BMM Keywords: So bad it's good, Incomprehensible.
Alternately entitled Dungeons & Dragons, despite a total absence of dragons, and a significant dearth of dungeons, which is what it's doing here.
The terrible Beast arrives on the world of Krull in his big, flying
rock, and unleashes his army of inhuman Slayers upon the population. To unite two kingdoms
against the Beast, Prince Colwyn (Marshall, sporting a dodgy beard), and Princess Lyssa
(Anthony) are to be married. Luckily, they fall in love, but unluckily the Slayers crash
the wedding, abducting the princess and slaughtering all and sundry. Saved by the wise
man, Ymyr (Jones), Colwyn climbs a mountain to find the Glaive, and ancient symbol and a
powerful weapon, then sets out in pursuit of the Beast.
Trust me. It makes no more sense than this in the film.
Gathering a ragtag band of British character actors (including Liam Neeson, and Bernard Bresslaw as a cyclops), Colwyn tries to find out where the Beast's teleporting fortress will be at the next sunrise. A seer is killed before he can help them, and so Ymyr must sacrifice himself to learnt the secret from old flame, the Widow of the Web (Annis). Dodging Slayers and Changelings (shapeshifting assassins), Colwyn's band travel by fire (or should it be shire) horse to the fortress, where Colwyn and Lyssa destroy the Beast with the power of their love; the Glaive proving rather less butch than advertised.
Well, it was made in the 80s, so for starters, there's the hair. Also however, Marshall is a turgid hero, the whole premise is immensely silly, and the dialogue is rather trite. It also has too much material, such that it all seems rushed. The fact that the Cyclops race was tricked by the Beast and given the curse of knowing the time of their death is introduced in one sentence, crops up in a second, and is defied in a final, brief scene.
Some of those ideas are quite good, and - hairstyling aside - the production values are fairly high. The Slayers are also genuinely creepy, or at least were when I was twelve. It's also fun seeing all those British character actors as an outlaw band.
Not as bad as all that, but really rather dated.
The opening credits; they really are rather flash.
Production Values - Pretty good for the time, although terribly, terribly dated now. 6

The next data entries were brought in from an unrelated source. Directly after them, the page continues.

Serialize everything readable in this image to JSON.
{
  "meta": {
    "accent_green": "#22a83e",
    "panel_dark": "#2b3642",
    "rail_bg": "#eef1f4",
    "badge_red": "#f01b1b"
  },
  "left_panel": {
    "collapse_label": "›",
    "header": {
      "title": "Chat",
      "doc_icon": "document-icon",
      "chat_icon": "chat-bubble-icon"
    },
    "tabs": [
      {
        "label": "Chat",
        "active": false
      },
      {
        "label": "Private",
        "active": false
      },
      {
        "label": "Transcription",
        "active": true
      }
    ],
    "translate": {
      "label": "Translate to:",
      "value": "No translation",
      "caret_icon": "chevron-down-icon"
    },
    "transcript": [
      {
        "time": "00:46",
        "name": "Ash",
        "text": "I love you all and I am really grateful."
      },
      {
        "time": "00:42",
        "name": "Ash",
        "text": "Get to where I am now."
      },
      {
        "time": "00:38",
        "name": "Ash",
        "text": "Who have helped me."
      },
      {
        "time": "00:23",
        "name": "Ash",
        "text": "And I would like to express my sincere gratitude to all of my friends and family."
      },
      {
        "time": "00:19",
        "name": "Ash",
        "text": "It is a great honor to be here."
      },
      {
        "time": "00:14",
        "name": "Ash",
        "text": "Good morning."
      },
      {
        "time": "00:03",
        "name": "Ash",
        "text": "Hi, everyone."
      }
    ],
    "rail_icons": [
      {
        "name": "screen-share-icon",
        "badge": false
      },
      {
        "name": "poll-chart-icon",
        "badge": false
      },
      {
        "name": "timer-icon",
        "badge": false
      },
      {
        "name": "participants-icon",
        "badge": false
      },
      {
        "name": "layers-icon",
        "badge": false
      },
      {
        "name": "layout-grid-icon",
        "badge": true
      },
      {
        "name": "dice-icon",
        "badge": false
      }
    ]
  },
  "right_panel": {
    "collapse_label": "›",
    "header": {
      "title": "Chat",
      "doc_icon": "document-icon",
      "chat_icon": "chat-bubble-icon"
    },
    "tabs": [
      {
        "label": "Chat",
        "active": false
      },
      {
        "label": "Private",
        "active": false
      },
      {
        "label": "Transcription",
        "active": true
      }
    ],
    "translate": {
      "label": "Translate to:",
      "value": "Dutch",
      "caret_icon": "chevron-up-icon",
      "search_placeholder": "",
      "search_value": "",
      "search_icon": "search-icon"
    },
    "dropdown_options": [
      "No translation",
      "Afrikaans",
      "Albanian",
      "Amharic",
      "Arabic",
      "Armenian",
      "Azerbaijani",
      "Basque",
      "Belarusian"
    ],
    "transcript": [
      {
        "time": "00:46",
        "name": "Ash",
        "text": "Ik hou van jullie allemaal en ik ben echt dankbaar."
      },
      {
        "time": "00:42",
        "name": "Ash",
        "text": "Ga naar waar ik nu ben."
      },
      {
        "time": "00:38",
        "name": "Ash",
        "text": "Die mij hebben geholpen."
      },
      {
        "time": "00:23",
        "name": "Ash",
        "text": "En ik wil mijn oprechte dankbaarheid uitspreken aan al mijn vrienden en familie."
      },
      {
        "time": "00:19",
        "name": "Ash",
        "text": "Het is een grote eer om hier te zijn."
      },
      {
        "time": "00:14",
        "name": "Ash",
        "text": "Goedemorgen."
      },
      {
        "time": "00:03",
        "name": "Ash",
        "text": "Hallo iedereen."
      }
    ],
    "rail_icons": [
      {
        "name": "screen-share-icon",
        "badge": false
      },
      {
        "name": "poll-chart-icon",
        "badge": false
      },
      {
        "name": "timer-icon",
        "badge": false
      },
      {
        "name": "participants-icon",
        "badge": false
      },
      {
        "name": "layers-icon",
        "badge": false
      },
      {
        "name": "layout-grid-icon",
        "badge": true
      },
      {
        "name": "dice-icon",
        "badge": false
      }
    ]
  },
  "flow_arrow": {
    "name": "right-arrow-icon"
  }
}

Dialogue and Performances - This film is a major offender in the field of 'this is fantasy, so everything must be stilted and pretentious'. The dialogue is self-important drivel, even the conversation. The support playing, by the gang of outlaw character actors, is pretty solid, but the leads are fairly bloodless. 14
Plot and Execution - The majority of the plot involves the hero trying to find his way to the magically teleporting Fortress of the Beast, itself basically an excuse for the film to be more than just a hike across hostile country. The film is sometimes jumpy and confusing, and there is a feeling that there is more going on than you see in the film; and not in a good way. In addition, Krull is never entirely sure whether it's a fantasy or a sci-fi movie. 15
Randomness - Within a fantasy context, there isn't too much randomness, but by any other lights it's all over the place. The flying horses just happening to be in the right place; allies and enemies popping up out of nowhere; the Beast shmoozing with the Princess for no readily apparent reason. 10
Waste of Potential - With a better lead and a little more work, Krull could have been a pretty decent film. as it is, it's just a bit of a mess. 8